Magnesium Chelate 100mg elemental – 100mg magnesium chelate. 26mg calcium. I take this 1-2 times per day most days with a few days off. Shop magnesium chelate at VitaSprings.com
This brand has 7 forms of magnesium in one pill. I really like the pill itself, but their website is a slightly annoying sales pitch.
- Magnesium Chelate
- Magnesium Citrate
- Magnesium Bisglycinate
- Magnesium Malate
- Magnesium Aspartate
- Magnesium Taurate
- Magnesium Orotate
These cost 2-4 times as much as the source naturals. But they are a good addition to have if we’re able to.
- Magnesium in man: implications for health and disease -https://pubmed.ncbi.nlm.nih.gov/25540137/
- Can Magnesium Enhance Exercise Performance? - Nutrients. 2017 Sep; 9(9): 946. Published online 2017 Aug 28. doi: 10.3390/nu9090946 - https://www.ncbi.nlm.nih.gov/pmc/articles/PMC5622706
- Magnesium and major depression - Magnesium in the Central Nervous System [Internet]. - https://www.ncbi.nlm.nih.gov/books/NBK507265/
- Magnesium and type 2 diabetes - World J Diabetes. 2015 Aug 25; 6(10): 1152–1157. https://www.ncbi.nlm.nih.gov/pmc/articles/PMC4549665/
- The role of magnesium in hypertension and cardiovascular disease - Review J Clin Hypertens (Greenwich). 2011 Nov;13(11):843-7. - https://pubmed.ncbi.nlm.nih.gov/22051430/
- Magnesium deficiency and increased inflammation: current perspectives - J Inflamm Res. 2018; 11: 25–34.Published online 2018 Jan 18. - https://www.ncbi.nlm.nih.gov/pmc/articles/PMC5783146/
- Magnesium in headache - Magnesium in the Central Nervous System [Internet]. - https://www.ncbi.nlm.nih.gov/books/NBK507271/
- Association of Serum Magnesium Deficiency with Insulin Resistance in Type 2 Diabetes Mellitus - J Lab Physicians. 2015 Jul-Dec; 7(2): 75–78. - https://www.ncbi.nlm.nih.gov/pmc/articles/PMC4559632/
- Effects of Magnesium Deficiency on Mechanisms of Insulin Resistance in Type 2 Diabetes: Focusing on the Processes of Insulin Secretion and Signaling - Int J Mol Sci. 2019 Mar; 20(6): 1351.Published online 2019 Mar 18. - https://www.ncbi.nlm.nih.gov/pmc/articles/PMC6470576/
- Magnesium Intake and Sleep Disorder Symptoms: Findings from the Jiangsu Nutrition Study of Chinese Adults at Five-Year Follow-Up - https://www.ncbi.nlm.nih.gov/pmc/articles/PMC6212970/

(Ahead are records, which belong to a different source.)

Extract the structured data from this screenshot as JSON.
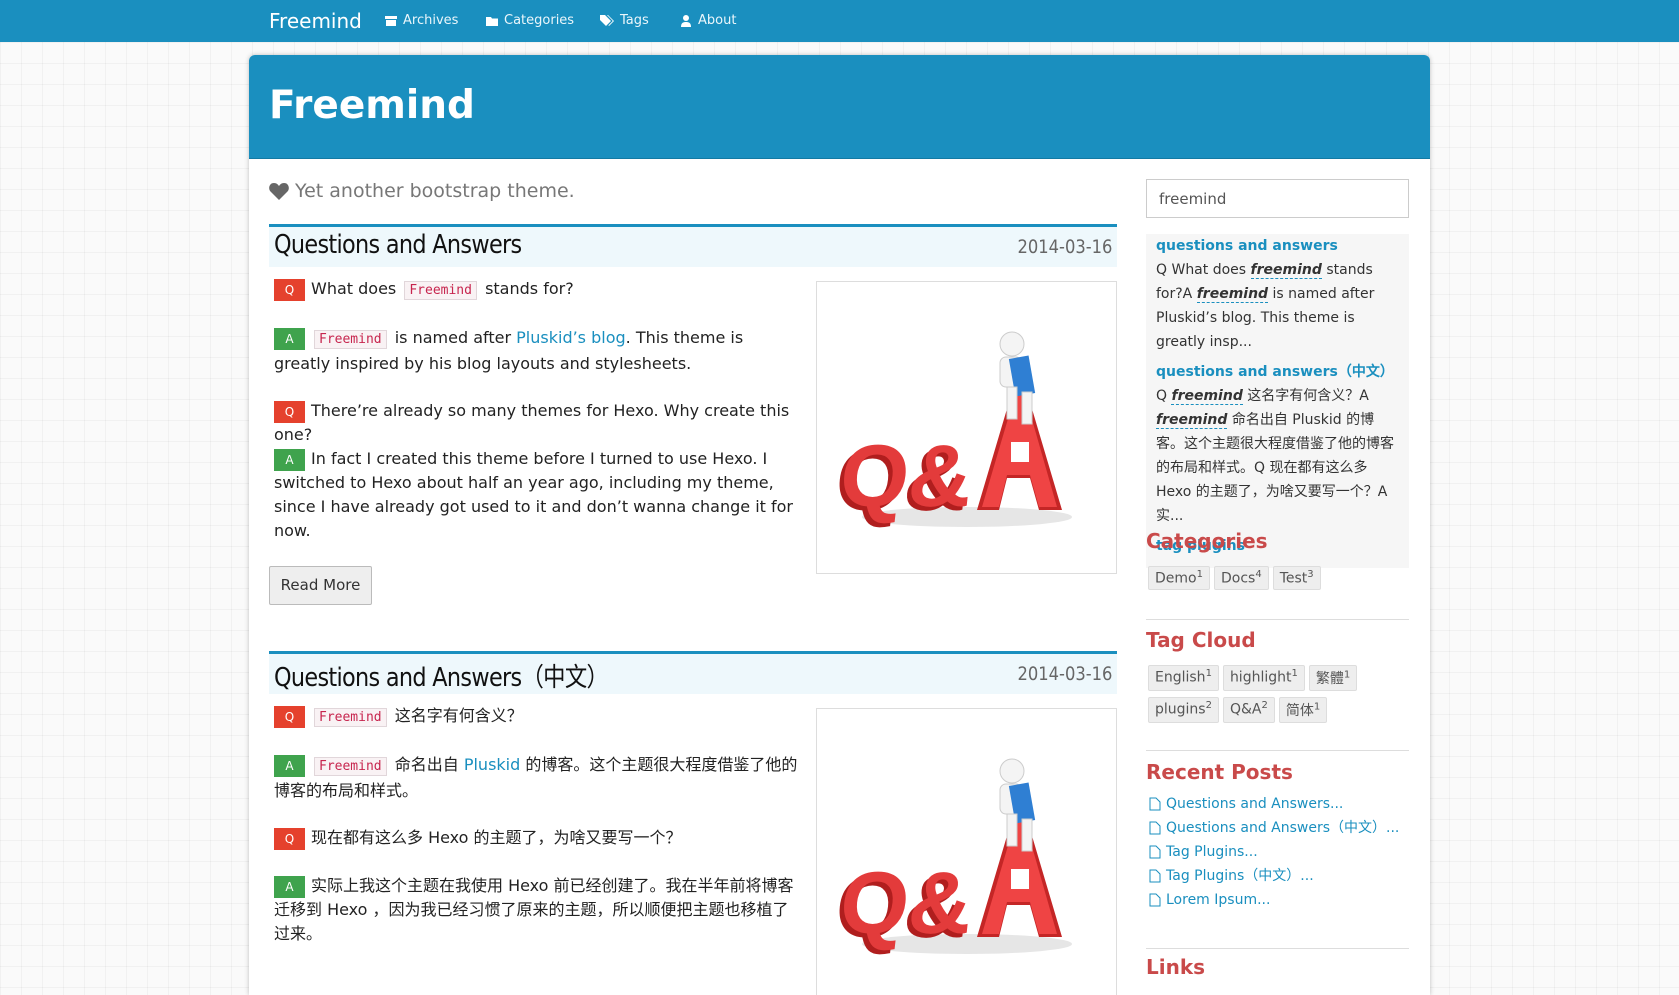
{
  "navbar": {
    "brand": "Freemind",
    "items": [
      {
        "label": "Archives",
        "icon": "archive-icon"
      },
      {
        "label": "Categories",
        "icon": "folder-icon"
      },
      {
        "label": "Tags",
        "icon": "tags-icon"
      },
      {
        "label": "About",
        "icon": "user-icon"
      }
    ]
  },
  "banner": {
    "title": "Freemind"
  },
  "subtitle": "Yet another bootstrap theme.",
  "posts": [
    {
      "title": "Questions and Answers",
      "date": "2014-03-16",
      "q1_kw": "Freemind",
      "q1_text": "stands for?",
      "q1_pre": "What does",
      "a1_kw": "Freemind",
      "a1_pre": "is named after",
      "a1_link": "Pluskid’s blog",
      "a1_text": ". This theme is greatly inspired by his blog layouts and stylesheets.",
      "q2_text": "There’re already so many themes for Hexo. Why create this one?",
      "a2_text": "In fact I created this theme before I turned to use Hexo. I switched to Hexo about half an year ago, including my theme, since I have already got used to it and don’t wanna change it for now.",
      "badge_q": "Q",
      "badge_a": "A",
      "read_more": "Read More"
    },
    {
      "title": "Questions and Answers（中文）",
      "date": "2014-03-16",
      "q1_kw": "Freemind",
      "q1_text": "这名字有何含义？",
      "a1_kw": "Freemind",
      "a1_pre": "命名出自",
      "a1_link": "Pluskid",
      "a1_text": "的博客。这个主题很大程度借鉴了他的博客的布局和样式。",
      "q2_text": "现在都有这么多 Hexo 的主题了，为啥又要写一个？",
      "a2_text": "实际上我这个主题在我使用 Hexo 前已经创建了。我在半年前将博客迁移到 Hexo ，因为我已经习惯了原来的主题，所以顺便把主题也移植了过来。",
      "badge_q": "Q",
      "badge_a": "A"
    }
  ],
  "sidebar": {
    "search_value": "freemind",
    "search_results": [
      {
        "title": "questions and answers",
        "text_parts": [
          "Q What does ",
          "freemind",
          " stands for?A ",
          "freemind",
          " is named after Pluskid’s blog. This theme is greatly insp..."
        ]
      },
      {
        "title": "questions and answers（中文）",
        "text_parts": [
          "Q ",
          "freemind",
          " 这名字有何含义？A ",
          "freemind",
          " 命名出自 Pluskid 的博客。这个主题很大程度借鉴了他的博客的布局和样式。Q 现在都有这么多 Hexo 的主题了，为啥又要写一个？A 实..."
        ]
      },
      {
        "title": "tag plugins"
      }
    ],
    "categories_heading": "Categories",
    "categories": [
      {
        "name": "Demo",
        "count": "1"
      },
      {
        "name": "Docs",
        "count": "4"
      },
      {
        "name": "Test",
        "count": "3"
      }
    ],
    "tagcloud_heading": "Tag Cloud",
    "tags_row1": [
      {
        "name": "English",
        "count": "1"
      },
      {
        "name": "highlight",
        "count": "1"
      },
      {
        "name": "繁體",
        "count": "1"
      }
    ],
    "tags_row2": [
      {
        "name": "plugins",
        "count": "2"
      },
      {
        "name": "Q&A",
        "count": "2"
      },
      {
        "name": "简体",
        "count": "1"
      }
    ],
    "recent_heading": "Recent Posts",
    "recent_posts": [
      "Questions and Answers...",
      "Questions and Answers（中文）...",
      "Tag Plugins...",
      "Tag Plugins（中文）...",
      "Lorem Ipsum..."
    ],
    "links_heading": "Links"
  },
  "colors": {
    "accent": "#1a8fbf",
    "heading_red": "#c94a4a",
    "badge_q": "#e5412d",
    "badge_a": "#3fa34d"
  }
}
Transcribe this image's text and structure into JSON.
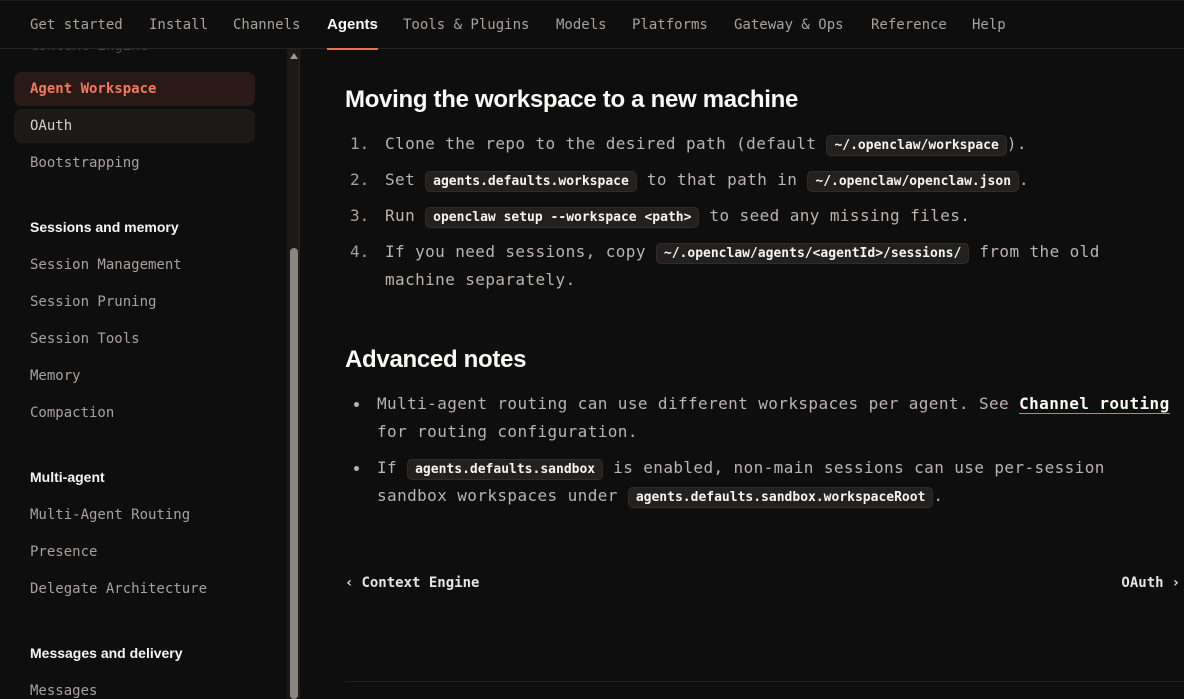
{
  "nav": {
    "tabs": [
      {
        "label": "Get started"
      },
      {
        "label": "Install"
      },
      {
        "label": "Channels"
      },
      {
        "label": "Agents",
        "active": true
      },
      {
        "label": "Tools & Plugins"
      },
      {
        "label": "Models"
      },
      {
        "label": "Platforms"
      },
      {
        "label": "Gateway & Ops"
      },
      {
        "label": "Reference"
      },
      {
        "label": "Help"
      }
    ]
  },
  "sidebar": {
    "partial_item": "Context Engine",
    "items": [
      "Agent Workspace",
      "OAuth",
      "Bootstrapping"
    ],
    "groups": [
      {
        "title": "Sessions and memory",
        "items": [
          "Session Management",
          "Session Pruning",
          "Session Tools",
          "Memory",
          "Compaction"
        ]
      },
      {
        "title": "Multi-agent",
        "items": [
          "Multi-Agent Routing",
          "Presence",
          "Delegate Architecture"
        ]
      },
      {
        "title": "Messages and delivery",
        "items": [
          "Messages"
        ]
      }
    ]
  },
  "content": {
    "section1": {
      "title": "Moving the workspace to a new machine",
      "steps": [
        {
          "n": "1.",
          "t1": "Clone the repo to the desired path (default ",
          "c1": "~/.openclaw/workspace",
          "t2": ")."
        },
        {
          "n": "2.",
          "t1": "Set ",
          "c1": "agents.defaults.workspace",
          "t2": " to that path in ",
          "c2": "~/.openclaw/openclaw.json",
          "t3": "."
        },
        {
          "n": "3.",
          "t1": "Run ",
          "c1": "openclaw setup --workspace <path>",
          "t2": " to seed any missing files."
        },
        {
          "n": "4.",
          "t1": "If you need sessions, copy ",
          "c1": "~/.openclaw/agents/<agentId>/sessions/",
          "t2": " from the old",
          "t3": "machine separately."
        }
      ]
    },
    "section2": {
      "title": "Advanced notes",
      "notes": [
        {
          "t1": "Multi-agent routing can use different workspaces per agent. See ",
          "link": "Channel routing",
          "t2": "for routing configuration."
        },
        {
          "t1": "If ",
          "c1": "agents.defaults.sandbox",
          "t2": " is enabled, non-main sessions can use per-session",
          "t3": "sandbox workspaces under ",
          "c2": "agents.defaults.sandbox.workspaceRoot",
          "t4": "."
        }
      ]
    },
    "pager": {
      "prev_icon": "chevron-left-icon",
      "prev": "Context Engine",
      "next": "OAuth",
      "next_icon": "chevron-right-icon"
    }
  },
  "colors": {
    "accent": "#ef6f55",
    "background": "#0f0e0e"
  }
}
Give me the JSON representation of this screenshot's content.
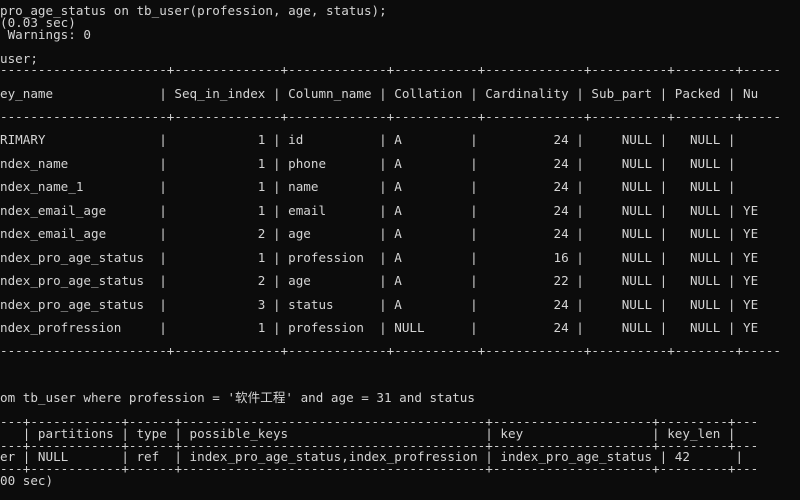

- Magnesium and Osteoporosis: Current State of Knowledge and Future Research Directions - https://www.ncbi.nlm.nih.gov/pmc/articles/PMC3775240/
- Clinical, EEG, electromyographic and polysomnographic studies in restless legs syndrome caused by magnesium deficiency - https://pubmed.ncbi.nlm.nih.gov/8363978/
- Magnesium metabolism in health and disease - https://pubmed.ncbi.nlm.nih.gov/19274487/